The theme of Tuesday morning’s first Breakfast with the Mayors of 2020 could be boiled down to five words: growth, growth and more growth.
With six of the seven mayors in the county participating in Franklin Tomorrow's quarterly Breakfast with the Mayors at Rolling Hills Community Church in Franklin, each one highlighted their particular community’s achievements and pointed out what they’re anticipating in the years to come. All six said something about the growing population and the challenges it presents.
“We are going to see significant growth, and this growth is not just localized to Williamson County and cities in Williamson County, but it’s the entire region,” Franklin Mayor Ken Moore said. “We’re looking at 14 counties, and we see all of them growing significantly. But it looks like we are probably going to see the largest growth [in Williamson County] of any of those areas.”
Moore was joined on the stage by Williamson County Mayor Rogers Anderson, Brentwood Mayor Rhea Little, Nolensville Mayor Jim Alexander, Spring Hill Mayor Rick Graham and Thompson’s Station Mayor Corey Napier. Fairview Mayor John Blade was sick and unable to attend.
Anderson addressed the topic of growth by pointing out projections for each of the 14 regional counties. Williamson County, with a current population of just over 220,000, is expected to reach nearly half a million residents by 2045 — or by an increase of 149%, easily the highest rate in the region.
“We in the county — and I know the cities are dealing with these large growth numbers — need to look at what can do to be better prepared in 2045,” Anderson said.
A leading hot-button topic when it comes to growth, of course, is transportation. Moore acknowledged the South Corridor Study for Davidson, Williamson and Maury counties as a long-term initiative for improving traffic movement, but said he’s optimistic things are happening now that can help.

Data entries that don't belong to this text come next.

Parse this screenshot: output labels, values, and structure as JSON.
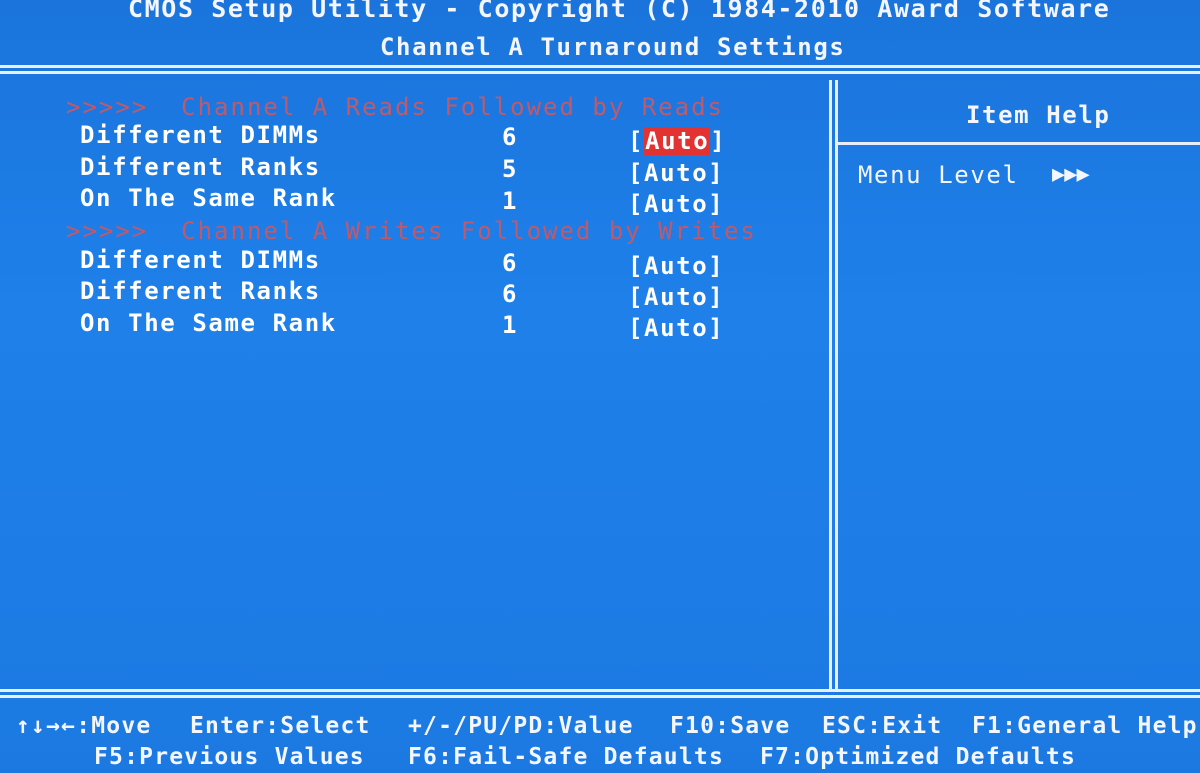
{
  "header": {
    "line1": "CMOS Setup Utility - Copyright (C) 1984-2010 Award Software",
    "line2": "Channel A Turnaround Settings"
  },
  "sections": [
    {
      "heading": ">>>>>  Channel A Reads Followed by Reads",
      "items": [
        {
          "label": "Different DIMMs",
          "value": "6",
          "option": "[Auto]",
          "selected": true
        },
        {
          "label": "Different Ranks",
          "value": "5",
          "option": "[Auto]",
          "selected": false
        },
        {
          "label": "On The Same Rank",
          "value": "1",
          "option": "[Auto]",
          "selected": false
        }
      ]
    },
    {
      "heading": ">>>>>  Channel A Writes Followed by Writes",
      "items": [
        {
          "label": "Different DIMMs",
          "value": "6",
          "option": "[Auto]",
          "selected": false
        },
        {
          "label": "Different Ranks",
          "value": "6",
          "option": "[Auto]",
          "selected": false
        },
        {
          "label": "On The Same Rank",
          "value": "1",
          "option": "[Auto]",
          "selected": false
        }
      ]
    }
  ],
  "help": {
    "title": "Item Help",
    "menu_level_label": "Menu Level",
    "menu_level_arrows": "▶▶▶"
  },
  "footer": {
    "row1": [
      "↑↓→←:Move",
      "Enter:Select",
      "+/-/PU/PD:Value",
      "F10:Save",
      "ESC:Exit",
      "F1:General Help"
    ],
    "row2": [
      "F5:Previous Values",
      "F6:Fail-Safe Defaults",
      "F7:Optimized Defaults"
    ]
  },
  "colors": {
    "background": "#1f7ae0",
    "text": "#ffffff",
    "section_heading": "#bf5a6a",
    "selection": "#e23232"
  }
}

“We’ve placed a lot of emphasis on the South Corridor Study, and that study is supposed to cast a vision of how we’re going to solve some of our transportation issues in the future,” Moore said. “But there have been some significant changes this year with Gov. [Bill] Lee, who is now talking about the issue. Not that Gov. [Bill] Haslam was not involved in transportation, but Gov. Lee is putting additional emphasis on the issue. He’s told his commissioners and other folks that he wants to solve this problem.”